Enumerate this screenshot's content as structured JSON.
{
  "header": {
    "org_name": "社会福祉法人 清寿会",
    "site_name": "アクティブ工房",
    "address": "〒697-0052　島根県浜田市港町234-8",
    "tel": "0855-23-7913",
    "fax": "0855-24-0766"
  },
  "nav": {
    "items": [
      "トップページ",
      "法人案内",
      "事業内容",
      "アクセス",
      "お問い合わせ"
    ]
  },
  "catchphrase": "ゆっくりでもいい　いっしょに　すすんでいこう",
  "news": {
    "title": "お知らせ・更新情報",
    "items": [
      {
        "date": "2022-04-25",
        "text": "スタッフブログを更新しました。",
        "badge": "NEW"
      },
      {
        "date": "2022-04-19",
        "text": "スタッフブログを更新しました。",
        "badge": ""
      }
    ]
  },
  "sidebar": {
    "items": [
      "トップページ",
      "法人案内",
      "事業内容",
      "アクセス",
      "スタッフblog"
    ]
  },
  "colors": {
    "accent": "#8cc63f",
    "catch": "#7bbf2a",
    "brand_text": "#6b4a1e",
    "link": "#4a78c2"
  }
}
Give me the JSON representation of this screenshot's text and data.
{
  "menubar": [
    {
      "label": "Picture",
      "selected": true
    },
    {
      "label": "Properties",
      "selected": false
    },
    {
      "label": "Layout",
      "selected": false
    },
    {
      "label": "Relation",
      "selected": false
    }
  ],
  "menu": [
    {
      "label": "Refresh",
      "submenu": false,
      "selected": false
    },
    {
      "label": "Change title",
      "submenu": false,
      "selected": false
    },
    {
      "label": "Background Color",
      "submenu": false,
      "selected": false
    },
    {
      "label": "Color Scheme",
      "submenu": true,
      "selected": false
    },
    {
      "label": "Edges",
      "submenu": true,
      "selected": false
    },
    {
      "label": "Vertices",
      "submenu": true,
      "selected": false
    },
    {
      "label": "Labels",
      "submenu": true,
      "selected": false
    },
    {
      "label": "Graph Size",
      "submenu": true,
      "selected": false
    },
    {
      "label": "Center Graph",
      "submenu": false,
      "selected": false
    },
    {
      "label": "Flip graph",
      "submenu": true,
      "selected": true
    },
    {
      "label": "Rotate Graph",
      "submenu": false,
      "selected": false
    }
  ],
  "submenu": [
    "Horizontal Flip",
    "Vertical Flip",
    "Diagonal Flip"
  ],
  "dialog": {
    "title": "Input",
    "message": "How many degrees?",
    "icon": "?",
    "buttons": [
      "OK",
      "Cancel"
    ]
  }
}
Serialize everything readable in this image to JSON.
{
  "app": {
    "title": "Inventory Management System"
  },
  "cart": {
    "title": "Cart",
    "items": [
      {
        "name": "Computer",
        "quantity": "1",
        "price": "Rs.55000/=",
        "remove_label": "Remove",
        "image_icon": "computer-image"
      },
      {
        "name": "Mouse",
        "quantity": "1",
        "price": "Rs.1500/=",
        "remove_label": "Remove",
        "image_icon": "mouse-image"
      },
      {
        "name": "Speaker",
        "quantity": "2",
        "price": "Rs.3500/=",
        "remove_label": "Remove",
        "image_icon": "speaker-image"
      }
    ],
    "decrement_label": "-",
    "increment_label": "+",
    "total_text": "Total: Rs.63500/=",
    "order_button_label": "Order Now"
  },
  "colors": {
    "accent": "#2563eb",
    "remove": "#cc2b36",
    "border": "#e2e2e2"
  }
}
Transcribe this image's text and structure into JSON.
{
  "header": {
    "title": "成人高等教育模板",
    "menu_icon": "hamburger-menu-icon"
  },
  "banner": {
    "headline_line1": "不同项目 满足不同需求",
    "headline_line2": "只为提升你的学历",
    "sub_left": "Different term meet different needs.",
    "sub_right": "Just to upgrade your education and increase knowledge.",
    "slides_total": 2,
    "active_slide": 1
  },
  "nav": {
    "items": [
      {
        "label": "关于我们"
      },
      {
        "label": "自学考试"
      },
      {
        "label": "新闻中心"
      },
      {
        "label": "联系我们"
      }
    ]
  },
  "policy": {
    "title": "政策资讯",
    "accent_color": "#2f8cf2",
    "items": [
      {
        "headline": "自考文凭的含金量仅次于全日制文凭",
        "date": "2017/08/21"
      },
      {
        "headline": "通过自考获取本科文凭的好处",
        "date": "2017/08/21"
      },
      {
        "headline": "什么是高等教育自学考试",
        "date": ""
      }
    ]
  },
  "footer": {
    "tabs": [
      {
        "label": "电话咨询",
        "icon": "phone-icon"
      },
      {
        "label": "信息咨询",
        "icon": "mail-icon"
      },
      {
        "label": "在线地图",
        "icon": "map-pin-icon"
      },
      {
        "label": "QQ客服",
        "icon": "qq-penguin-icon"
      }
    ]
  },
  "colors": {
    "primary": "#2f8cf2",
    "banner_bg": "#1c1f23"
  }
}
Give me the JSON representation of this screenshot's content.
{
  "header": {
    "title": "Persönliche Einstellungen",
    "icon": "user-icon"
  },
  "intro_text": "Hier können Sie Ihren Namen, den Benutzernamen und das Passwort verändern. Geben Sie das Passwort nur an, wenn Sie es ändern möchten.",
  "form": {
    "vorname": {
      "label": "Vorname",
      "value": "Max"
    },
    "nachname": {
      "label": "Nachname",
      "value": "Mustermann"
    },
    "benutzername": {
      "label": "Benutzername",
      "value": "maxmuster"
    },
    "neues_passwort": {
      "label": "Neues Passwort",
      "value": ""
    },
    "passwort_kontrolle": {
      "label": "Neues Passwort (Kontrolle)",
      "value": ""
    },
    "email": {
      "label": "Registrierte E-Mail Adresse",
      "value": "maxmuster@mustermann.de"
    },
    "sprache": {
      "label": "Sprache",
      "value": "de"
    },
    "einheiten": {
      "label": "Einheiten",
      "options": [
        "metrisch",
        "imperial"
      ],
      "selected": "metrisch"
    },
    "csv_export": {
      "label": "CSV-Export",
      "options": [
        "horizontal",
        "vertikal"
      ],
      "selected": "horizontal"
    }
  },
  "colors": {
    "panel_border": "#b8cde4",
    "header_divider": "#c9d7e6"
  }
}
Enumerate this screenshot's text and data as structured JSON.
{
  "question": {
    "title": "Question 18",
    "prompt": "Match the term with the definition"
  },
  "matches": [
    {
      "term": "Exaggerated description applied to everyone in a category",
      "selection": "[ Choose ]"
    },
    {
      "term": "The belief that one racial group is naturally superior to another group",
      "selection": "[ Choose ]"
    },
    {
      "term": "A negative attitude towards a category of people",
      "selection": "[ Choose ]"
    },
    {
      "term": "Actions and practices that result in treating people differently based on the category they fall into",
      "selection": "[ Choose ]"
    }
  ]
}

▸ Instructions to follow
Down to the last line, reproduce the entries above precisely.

▸ Answer to this exercise
Enumerate this screenshot's content as structured JSON.
{
  "header": {
    "org_name": "社会福祉法人 清寿会",
    "site_name": "アクティブ工房",
    "address": "〒697-0052　島根県浜田市港町234-8",
    "tel": "0855-23-7913",
    "fax": "0855-24-0766"
  },
  "nav": {
    "items": [
      "トップページ",
      "法人案内",
      "事業内容",
      "アクセス",
      "お問い合わせ"
    ]
  },
  "catchphrase": "ゆっくりでもいい　いっしょに　すすんでいこう",
  "news": {
    "title": "お知らせ・更新情報",
    "items": [
      {
        "date": "2022-04-25",
        "text": "スタッフブログを更新しました。",
        "badge": "NEW"
      },
      {
        "date": "2022-04-19",
        "text": "スタッフブログを更新しました。",
        "badge": ""
      }
    ]
  },
  "sidebar": {
    "items": [
      "トップページ",
      "法人案内",
      "事業内容",
      "アクセス",
      "スタッフblog"
    ]
  },
  "colors": {
    "accent": "#8cc63f",
    "catch": "#7bbf2a",
    "brand_text": "#6b4a1e",
    "link": "#4a78c2"
  }
}
Give me the JSON representation of this screenshot's text and data.
{
  "menubar": [
    {
      "label": "Picture",
      "selected": true
    },
    {
      "label": "Properties",
      "selected": false
    },
    {
      "label": "Layout",
      "selected": false
    },
    {
      "label": "Relation",
      "selected": false
    }
  ],
  "menu": [
    {
      "label": "Refresh",
      "submenu": false,
      "selected": false
    },
    {
      "label": "Change title",
      "submenu": false,
      "selected": false
    },
    {
      "label": "Background Color",
      "submenu": false,
      "selected": false
    },
    {
      "label": "Color Scheme",
      "submenu": true,
      "selected": false
    },
    {
      "label": "Edges",
      "submenu": true,
      "selected": false
    },
    {
      "label": "Vertices",
      "submenu": true,
      "selected": false
    },
    {
      "label": "Labels",
      "submenu": true,
      "selected": false
    },
    {
      "label": "Graph Size",
      "submenu": true,
      "selected": false
    },
    {
      "label": "Center Graph",
      "submenu": false,
      "selected": false
    },
    {
      "label": "Flip graph",
      "submenu": true,
      "selected": true
    },
    {
      "label": "Rotate Graph",
      "submenu": false,
      "selected": false
    }
  ],
  "submenu": [
    "Horizontal Flip",
    "Vertical Flip",
    "Diagonal Flip"
  ],
  "dialog": {
    "title": "Input",
    "message": "How many degrees?",
    "icon": "?",
    "buttons": [
      "OK",
      "Cancel"
    ]
  }
}
Serialize everything readable in this image to JSON.
{
  "app": {
    "title": "Inventory Management System"
  },
  "cart": {
    "title": "Cart",
    "items": [
      {
        "name": "Computer",
        "quantity": "1",
        "price": "Rs.55000/=",
        "remove_label": "Remove",
        "image_icon": "computer-image"
      },
      {
        "name": "Mouse",
        "quantity": "1",
        "price": "Rs.1500/=",
        "remove_label": "Remove",
        "image_icon": "mouse-image"
      },
      {
        "name": "Speaker",
        "quantity": "2",
        "price": "Rs.3500/=",
        "remove_label": "Remove",
        "image_icon": "speaker-image"
      }
    ],
    "decrement_label": "-",
    "increment_label": "+",
    "total_text": "Total: Rs.63500/=",
    "order_button_label": "Order Now"
  },
  "colors": {
    "accent": "#2563eb",
    "remove": "#cc2b36",
    "border": "#e2e2e2"
  }
}
Transcribe this image's text and structure into JSON.
{
  "header": {
    "title": "成人高等教育模板",
    "menu_icon": "hamburger-menu-icon"
  },
  "banner": {
    "headline_line1": "不同项目 满足不同需求",
    "headline_line2": "只为提升你的学历",
    "sub_left": "Different term meet different needs.",
    "sub_right": "Just to upgrade your education and increase knowledge.",
    "slides_total": 2,
    "active_slide": 1
  },
  "nav": {
    "items": [
      {
        "label": "关于我们"
      },
      {
        "label": "自学考试"
      },
      {
        "label": "新闻中心"
      },
      {
        "label": "联系我们"
      }
    ]
  },
  "policy": {
    "title": "政策资讯",
    "accent_color": "#2f8cf2",
    "items": [
      {
        "headline": "自考文凭的含金量仅次于全日制文凭",
        "date": "2017/08/21"
      },
      {
        "headline": "通过自考获取本科文凭的好处",
        "date": "2017/08/21"
      },
      {
        "headline": "什么是高等教育自学考试",
        "date": ""
      }
    ]
  },
  "footer": {
    "tabs": [
      {
        "label": "电话咨询",
        "icon": "phone-icon"
      },
      {
        "label": "信息咨询",
        "icon": "mail-icon"
      },
      {
        "label": "在线地图",
        "icon": "map-pin-icon"
      },
      {
        "label": "QQ客服",
        "icon": "qq-penguin-icon"
      }
    ]
  },
  "colors": {
    "primary": "#2f8cf2",
    "banner_bg": "#1c1f23"
  }
}
Give me the JSON representation of this screenshot's content.
{
  "header": {
    "title": "Persönliche Einstellungen",
    "icon": "user-icon"
  },
  "intro_text": "Hier können Sie Ihren Namen, den Benutzernamen und das Passwort verändern. Geben Sie das Passwort nur an, wenn Sie es ändern möchten.",
  "form": {
    "vorname": {
      "label": "Vorname",
      "value": "Max"
    },
    "nachname": {
      "label": "Nachname",
      "value": "Mustermann"
    },
    "benutzername": {
      "label": "Benutzername",
      "value": "maxmuster"
    },
    "neues_passwort": {
      "label": "Neues Passwort",
      "value": ""
    },
    "passwort_kontrolle": {
      "label": "Neues Passwort (Kontrolle)",
      "value": ""
    },
    "email": {
      "label": "Registrierte E-Mail Adresse",
      "value": "maxmuster@mustermann.de"
    },
    "sprache": {
      "label": "Sprache",
      "value": "de"
    },
    "einheiten": {
      "label": "Einheiten",
      "options": [
        "metrisch",
        "imperial"
      ],
      "selected": "metrisch"
    },
    "csv_export": {
      "label": "CSV-Export",
      "options": [
        "horizontal",
        "vertikal"
      ],
      "selected": "horizontal"
    }
  },
  "colors": {
    "panel_border": "#b8cde4",
    "header_divider": "#c9d7e6"
  }
}
Enumerate this screenshot's text and data as structured JSON.
{
  "question": {
    "title": "Question 18",
    "prompt": "Match the term with the definition"
  },
  "matches": [
    {
      "term": "Exaggerated description applied to everyone in a category",
      "selection": "[ Choose ]"
    },
    {
      "term": "The belief that one racial group is naturally superior to another group",
      "selection": "[ Choose ]"
    },
    {
      "term": "A negative attitude towards a category of people",
      "selection": "[ Choose ]"
    },
    {
      "term": "Actions and practices that result in treating people differently based on the category they fall into",
      "selection": "[ Choose ]"
    }
  ]
}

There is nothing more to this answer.